◆ **TASK OBJECTIVE**
Every record must be repeated precisely as it stands.

◆ **Excerpts from an interface dataset**
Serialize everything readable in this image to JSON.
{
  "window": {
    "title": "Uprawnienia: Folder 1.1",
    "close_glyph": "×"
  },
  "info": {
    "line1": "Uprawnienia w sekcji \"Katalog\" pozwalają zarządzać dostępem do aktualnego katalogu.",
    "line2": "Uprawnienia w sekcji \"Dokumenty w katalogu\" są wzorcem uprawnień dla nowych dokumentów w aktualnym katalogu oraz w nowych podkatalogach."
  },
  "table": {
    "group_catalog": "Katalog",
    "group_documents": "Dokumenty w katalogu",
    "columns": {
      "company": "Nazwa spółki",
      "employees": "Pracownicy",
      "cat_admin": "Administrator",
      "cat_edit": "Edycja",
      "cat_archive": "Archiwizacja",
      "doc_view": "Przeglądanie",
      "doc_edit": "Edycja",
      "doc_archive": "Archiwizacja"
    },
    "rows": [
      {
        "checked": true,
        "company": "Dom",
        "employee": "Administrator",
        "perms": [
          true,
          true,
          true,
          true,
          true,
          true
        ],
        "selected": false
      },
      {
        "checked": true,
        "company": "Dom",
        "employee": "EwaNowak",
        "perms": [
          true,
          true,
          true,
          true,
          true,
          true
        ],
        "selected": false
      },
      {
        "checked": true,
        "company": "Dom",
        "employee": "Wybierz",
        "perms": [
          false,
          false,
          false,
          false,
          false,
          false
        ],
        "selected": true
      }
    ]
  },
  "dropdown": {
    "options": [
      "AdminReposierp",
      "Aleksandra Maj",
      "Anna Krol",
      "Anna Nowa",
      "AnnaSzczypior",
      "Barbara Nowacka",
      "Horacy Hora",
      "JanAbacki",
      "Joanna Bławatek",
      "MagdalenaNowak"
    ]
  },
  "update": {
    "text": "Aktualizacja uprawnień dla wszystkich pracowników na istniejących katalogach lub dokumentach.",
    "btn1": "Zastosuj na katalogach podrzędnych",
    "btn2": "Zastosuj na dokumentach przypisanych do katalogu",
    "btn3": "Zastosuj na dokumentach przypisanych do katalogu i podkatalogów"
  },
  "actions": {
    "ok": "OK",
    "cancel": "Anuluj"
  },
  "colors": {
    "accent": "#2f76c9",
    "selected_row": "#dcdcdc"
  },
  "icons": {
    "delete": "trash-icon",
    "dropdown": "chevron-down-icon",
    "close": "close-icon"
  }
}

◆ **RESPONSE BOX**
Serialize everything readable in this image to JSON.
{
  "window": {
    "title": "Uprawnienia: Folder 1.1",
    "close_glyph": "×"
  },
  "info": {
    "line1": "Uprawnienia w sekcji \"Katalog\" pozwalają zarządzać dostępem do aktualnego katalogu.",
    "line2": "Uprawnienia w sekcji \"Dokumenty w katalogu\" są wzorcem uprawnień dla nowych dokumentów w aktualnym katalogu oraz w nowych podkatalogach."
  },
  "table": {
    "group_catalog": "Katalog",
    "group_documents": "Dokumenty w katalogu",
    "columns": {
      "company": "Nazwa spółki",
      "employees": "Pracownicy",
      "cat_admin": "Administrator",
      "cat_edit": "Edycja",
      "cat_archive": "Archiwizacja",
      "doc_view": "Przeglądanie",
      "doc_edit": "Edycja",
      "doc_archive": "Archiwizacja"
    },
    "rows": [
      {
        "checked": true,
        "company": "Dom",
        "employee": "Administrator",
        "perms": [
          true,
          true,
          true,
          true,
          true,
          true
        ],
        "selected": false
      },
      {
        "checked": true,
        "company": "Dom",
        "employee": "EwaNowak",
        "perms": [
          true,
          true,
          true,
          true,
          true,
          true
        ],
        "selected": false
      },
      {
        "checked": true,
        "company": "Dom",
        "employee": "Wybierz",
        "perms": [
          false,
          false,
          false,
          false,
          false,
          false
        ],
        "selected": true
      }
    ]
  },
  "dropdown": {
    "options": [
      "AdminReposierp",
      "Aleksandra Maj",
      "Anna Krol",
      "Anna Nowa",
      "AnnaSzczypior",
      "Barbara Nowacka",
      "Horacy Hora",
      "JanAbacki",
      "Joanna Bławatek",
      "MagdalenaNowak"
    ]
  },
  "update": {
    "text": "Aktualizacja uprawnień dla wszystkich pracowników na istniejących katalogach lub dokumentach.",
    "btn1": "Zastosuj na katalogach podrzędnych",
    "btn2": "Zastosuj na dokumentach przypisanych do katalogu",
    "btn3": "Zastosuj na dokumentach przypisanych do katalogu i podkatalogów"
  },
  "actions": {
    "ok": "OK",
    "cancel": "Anuluj"
  },
  "colors": {
    "accent": "#2f76c9",
    "selected_row": "#dcdcdc"
  },
  "icons": {
    "delete": "trash-icon",
    "dropdown": "chevron-down-icon",
    "close": "close-icon"
  }
}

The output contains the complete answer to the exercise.